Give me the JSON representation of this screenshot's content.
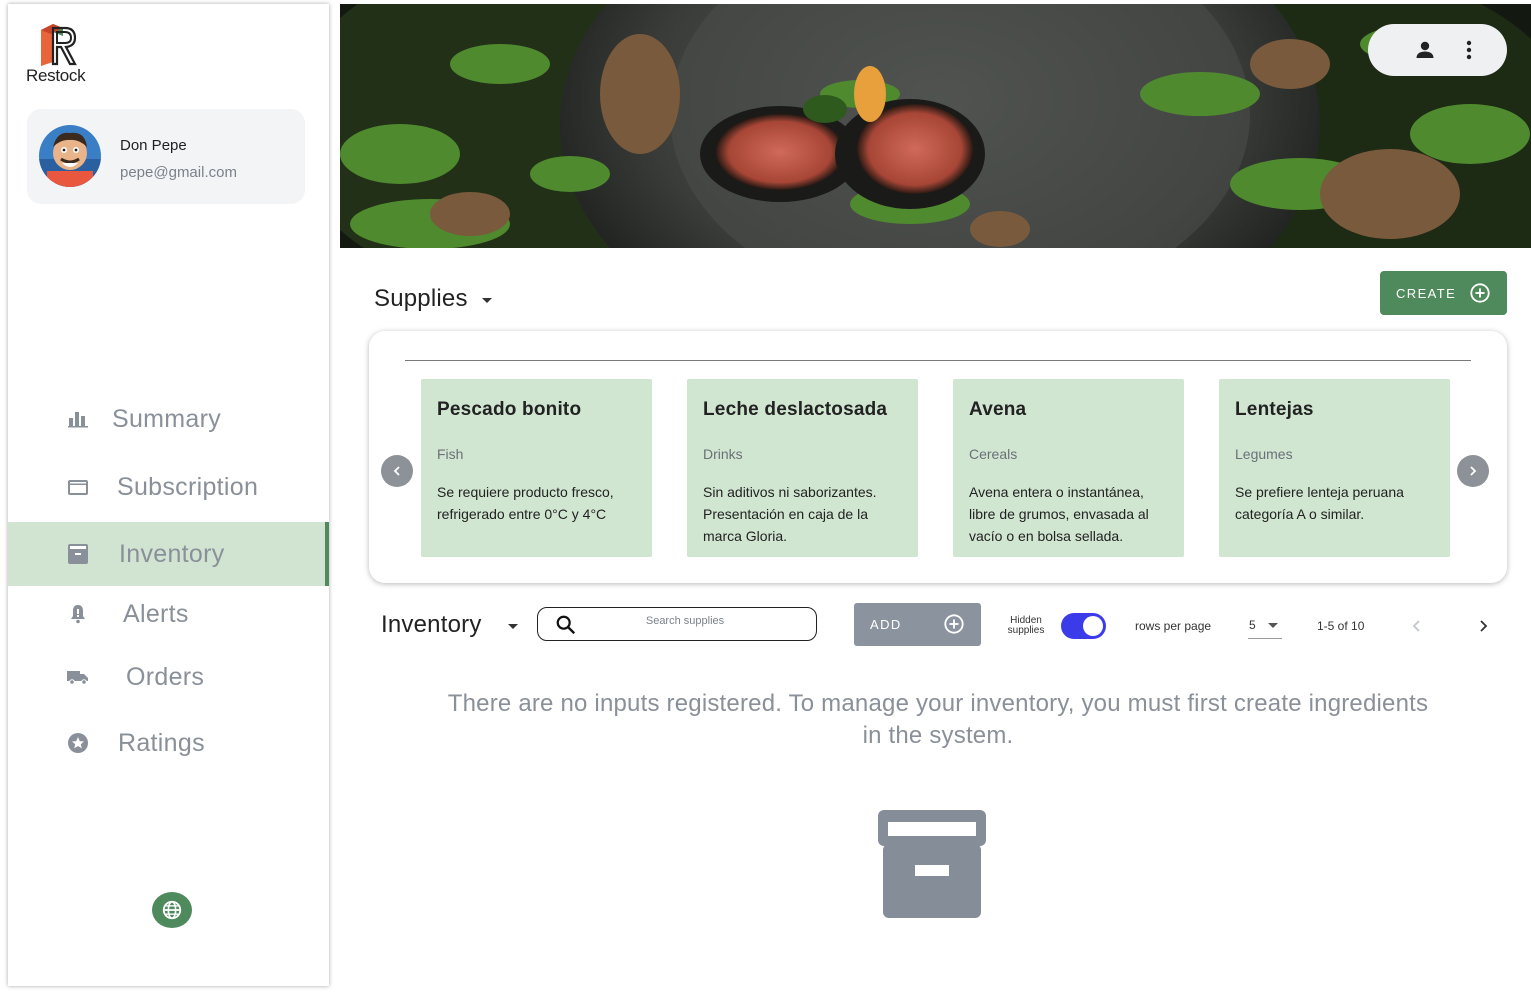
{
  "app": {
    "logo_text": "Restock"
  },
  "user": {
    "name": "Don Pepe",
    "email": "pepe@gmail.com"
  },
  "sidebar": {
    "items": [
      {
        "label": "Summary",
        "icon": "bar-chart-icon",
        "active": false
      },
      {
        "label": "Subscription",
        "icon": "credit-card-icon",
        "active": false
      },
      {
        "label": "Inventory",
        "icon": "archive-icon",
        "active": true
      },
      {
        "label": "Alerts",
        "icon": "bell-alert-icon",
        "active": false
      },
      {
        "label": "Orders",
        "icon": "truck-icon",
        "active": false
      },
      {
        "label": "Ratings",
        "icon": "star-circle-icon",
        "active": false
      }
    ],
    "language_icon": "globe-icon"
  },
  "supplies": {
    "title": "Supplies",
    "create_label": "CREATE",
    "cards": [
      {
        "title": "Pescado bonito",
        "category": "Fish",
        "description": "Se requiere producto fresco, refrigerado entre 0°C y 4°C"
      },
      {
        "title": "Leche deslactosada",
        "category": "Drinks",
        "description": "Sin aditivos ni saborizantes. Presentación en caja de la marca Gloria."
      },
      {
        "title": "Avena",
        "category": "Cereals",
        "description": "Avena entera o instantánea, libre de grumos, envasada al vacío o en bolsa sellada."
      },
      {
        "title": "Lentejas",
        "category": "Legumes",
        "description": "Se prefiere lenteja peruana categoría A o similar."
      }
    ]
  },
  "inventory": {
    "title": "Inventory",
    "search_placeholder": "Search supplies",
    "add_label": "ADD",
    "hidden_label": "Hidden supplies",
    "hidden_enabled": true,
    "rows_per_page_label": "rows per page",
    "rows_per_page_value": "5",
    "range_text": "1-5 of 10",
    "empty_message": "There are no inputs registered. To manage your inventory, you must first create ingredients in the system."
  },
  "colors": {
    "accent_green": "#4e8a5b",
    "card_green": "#d0e6d1",
    "toggle_blue": "#3b3bea",
    "muted_gray": "#8a9099"
  }
}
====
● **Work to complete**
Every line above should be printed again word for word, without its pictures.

● **Answer box**
Give me the JSON representation of this screenshot's content.
{
  "app": {
    "logo_text": "Restock"
  },
  "user": {
    "name": "Don Pepe",
    "email": "pepe@gmail.com"
  },
  "sidebar": {
    "items": [
      {
        "label": "Summary",
        "icon": "bar-chart-icon",
        "active": false
      },
      {
        "label": "Subscription",
        "icon": "credit-card-icon",
        "active": false
      },
      {
        "label": "Inventory",
        "icon": "archive-icon",
        "active": true
      },
      {
        "label": "Alerts",
        "icon": "bell-alert-icon",
        "active": false
      },
      {
        "label": "Orders",
        "icon": "truck-icon",
        "active": false
      },
      {
        "label": "Ratings",
        "icon": "star-circle-icon",
        "active": false
      }
    ],
    "language_icon": "globe-icon"
  },
  "supplies": {
    "title": "Supplies",
    "create_label": "CREATE",
    "cards": [
      {
        "title": "Pescado bonito",
        "category": "Fish",
        "description": "Se requiere producto fresco, refrigerado entre 0°C y 4°C"
      },
      {
        "title": "Leche deslactosada",
        "category": "Drinks",
        "description": "Sin aditivos ni saborizantes. Presentación en caja de la marca Gloria."
      },
      {
        "title": "Avena",
        "category": "Cereals",
        "description": "Avena entera o instantánea, libre de grumos, envasada al vacío o en bolsa sellada."
      },
      {
        "title": "Lentejas",
        "category": "Legumes",
        "description": "Se prefiere lenteja peruana categoría A o similar."
      }
    ]
  },
  "inventory": {
    "title": "Inventory",
    "search_placeholder": "Search supplies",
    "add_label": "ADD",
    "hidden_label": "Hidden supplies",
    "hidden_enabled": true,
    "rows_per_page_label": "rows per page",
    "rows_per_page_value": "5",
    "range_text": "1-5 of 10",
    "empty_message": "There are no inputs registered. To manage your inventory, you must first create ingredients in the system."
  },
  "colors": {
    "accent_green": "#4e8a5b",
    "card_green": "#d0e6d1",
    "toggle_blue": "#3b3bea",
    "muted_gray": "#8a9099"
  }
}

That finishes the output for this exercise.